Thai-Cambodia : Slim Truce Over the Contest of Preah Vihear Temple
PHNOM PENH (Reuters) - August 14th, 2008 - Cambodia and Thailand have agreed to withdraw most of the 1,000 troops facing off for a month near the disputed Preah Vihear temple on their border, a Cambodian commander on the ground said on Thursday.
The announcement was made just days before the scheduled meeting between the 2 countries' foreign ministers in Thailand to discuss on a second resolution to mark the border around the temple.
The decision marked a crucial progress when only yesterday The Combodian Confederation Of Unions announced that it would hold a demonstration in Phnom Penh on Sunday to demand the Thai to withdraw its military from the disputed border of Ta Moan Thom.
The announcement was made in a letter to Municipal Governor Kep Chuktema and stated that at least 300 people would gather at the former National Assembly building and march through the city.

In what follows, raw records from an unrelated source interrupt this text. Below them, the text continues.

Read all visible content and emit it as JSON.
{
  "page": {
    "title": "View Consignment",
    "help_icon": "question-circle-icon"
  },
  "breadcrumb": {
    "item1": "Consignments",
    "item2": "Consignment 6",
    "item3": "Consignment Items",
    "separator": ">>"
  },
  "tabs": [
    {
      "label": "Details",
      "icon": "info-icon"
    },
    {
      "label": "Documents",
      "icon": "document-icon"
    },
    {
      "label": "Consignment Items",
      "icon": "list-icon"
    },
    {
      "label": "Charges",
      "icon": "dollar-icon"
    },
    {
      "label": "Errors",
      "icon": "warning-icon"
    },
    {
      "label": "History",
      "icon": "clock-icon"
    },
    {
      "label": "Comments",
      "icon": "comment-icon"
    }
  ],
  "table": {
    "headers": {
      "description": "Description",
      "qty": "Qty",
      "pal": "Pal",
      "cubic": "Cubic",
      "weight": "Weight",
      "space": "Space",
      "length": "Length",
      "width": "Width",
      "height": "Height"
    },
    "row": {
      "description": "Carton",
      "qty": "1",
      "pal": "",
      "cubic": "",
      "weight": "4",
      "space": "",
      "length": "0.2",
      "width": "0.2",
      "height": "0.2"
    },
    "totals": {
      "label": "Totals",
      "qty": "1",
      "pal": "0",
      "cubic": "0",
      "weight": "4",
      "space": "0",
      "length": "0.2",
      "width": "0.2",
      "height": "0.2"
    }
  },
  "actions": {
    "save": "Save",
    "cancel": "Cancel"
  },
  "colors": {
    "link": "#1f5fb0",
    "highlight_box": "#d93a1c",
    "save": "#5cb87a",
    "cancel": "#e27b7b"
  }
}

The heated and sometimes violent debate was stirred and rekindled by UNESCO's error on drawing the world's heritage protection border by a few kilometres too wide.
Prasat or Temple of Preah Vihear was originally awarded to Combodia by the International Court of Justice in a long and messy battle back in 1962. Thailand has sinced protested the judgment.
However by some strange unintentional salt rubbing to the wound, UNESCO drew the map around the temple a wee bit too wide to suit the Thais which had always been sore for having to literally "give up" the prasat. And now with the new border, the Thais felt that they were wronged.
At the border of Ta Moan Tham, a several hundred kilometres west of the temple, the Combodian and Thai soldiers have been locked in a standoff in a dispute over the land of the temple for months.
The contest has been increasingly violent between the two countries where Thais and Combodian soldiers stand eye to eye and the two are seperated from scratching each other by only hastily installed barbed wires and mock fences made by branches.
However tourists can still be seen walking and clicking away their Nikons amongst the spectacular temple ruins which was built in the 9th century of the Khmer Empire. Located ontop of the hillside of Pey Tadi, the temple was to reflect the empire's spiritual life. But at present, the Thai troops guarding the border says that the Combodian could start shooting at any moment.
And the Thai responded that they were willing and ready for it as it was reported they too would gladly die for their country.
As the situation remains tense, at least the possibility of it cooling off are currently in the works where the 2 countries have not only agreed to reduce the troops but also to renegotiate on a resolution this Sunday.
"We will leave only 10 armed men for each side," General Chea Mon told Reuters in Phnom Penh. "Other forces will be returned to military bases."
As the first negotiation failed, it doesn't take much for the current slim truce to blow up again -- an irony of reality for a dispute over a place intended for serenity and perfecting the spiritual soul...